- _WORK INSTRUCTION_: Go over the data and keep only the lines that include "number".

- _EXTRACTED MATERIAL_:
--------------------

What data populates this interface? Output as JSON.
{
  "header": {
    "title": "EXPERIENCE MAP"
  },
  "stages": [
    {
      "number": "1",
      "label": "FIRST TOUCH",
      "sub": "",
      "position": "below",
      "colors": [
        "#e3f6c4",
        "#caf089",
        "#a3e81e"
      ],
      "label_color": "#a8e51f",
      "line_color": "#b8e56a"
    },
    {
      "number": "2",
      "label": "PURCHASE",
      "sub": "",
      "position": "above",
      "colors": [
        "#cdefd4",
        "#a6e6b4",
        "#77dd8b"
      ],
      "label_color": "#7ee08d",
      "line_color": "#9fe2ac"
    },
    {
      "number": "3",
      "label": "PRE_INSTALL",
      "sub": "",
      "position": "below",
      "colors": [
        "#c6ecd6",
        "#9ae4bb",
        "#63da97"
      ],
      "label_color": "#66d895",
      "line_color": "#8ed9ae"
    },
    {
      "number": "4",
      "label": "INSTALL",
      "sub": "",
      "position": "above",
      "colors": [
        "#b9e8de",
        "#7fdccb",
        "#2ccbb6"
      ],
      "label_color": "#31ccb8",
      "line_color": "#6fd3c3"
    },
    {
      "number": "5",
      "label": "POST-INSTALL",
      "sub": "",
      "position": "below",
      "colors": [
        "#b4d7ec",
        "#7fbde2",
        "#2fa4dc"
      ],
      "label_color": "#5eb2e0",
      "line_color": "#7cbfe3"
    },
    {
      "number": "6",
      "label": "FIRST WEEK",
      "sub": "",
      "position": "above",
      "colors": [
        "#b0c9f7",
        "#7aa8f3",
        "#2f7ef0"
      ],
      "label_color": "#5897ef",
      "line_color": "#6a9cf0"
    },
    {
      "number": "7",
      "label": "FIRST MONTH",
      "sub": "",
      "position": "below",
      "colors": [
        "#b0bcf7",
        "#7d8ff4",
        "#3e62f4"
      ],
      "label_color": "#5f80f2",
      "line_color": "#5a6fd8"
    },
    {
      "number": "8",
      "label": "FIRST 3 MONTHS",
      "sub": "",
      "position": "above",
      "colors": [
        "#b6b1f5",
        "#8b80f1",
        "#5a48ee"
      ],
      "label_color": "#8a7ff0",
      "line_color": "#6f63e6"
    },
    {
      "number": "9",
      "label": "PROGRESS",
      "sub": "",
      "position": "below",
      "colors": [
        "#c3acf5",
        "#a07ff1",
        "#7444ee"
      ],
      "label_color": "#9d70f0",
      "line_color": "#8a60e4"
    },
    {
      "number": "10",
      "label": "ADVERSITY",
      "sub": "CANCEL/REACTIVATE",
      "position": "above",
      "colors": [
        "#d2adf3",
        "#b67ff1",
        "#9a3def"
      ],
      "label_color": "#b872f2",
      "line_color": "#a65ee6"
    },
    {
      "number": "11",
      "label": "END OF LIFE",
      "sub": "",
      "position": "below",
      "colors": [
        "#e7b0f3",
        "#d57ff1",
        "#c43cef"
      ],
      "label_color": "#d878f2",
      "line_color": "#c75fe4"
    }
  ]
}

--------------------

- _RESULT BELOW_:
      "number": "1",
      "number": "2",
      "number": "3",
      "number": "4",
      "number": "5",
      "number": "6",
      "number": "7",
      "number": "8",
      "number": "9",
      "number": "10",
      "number": "11",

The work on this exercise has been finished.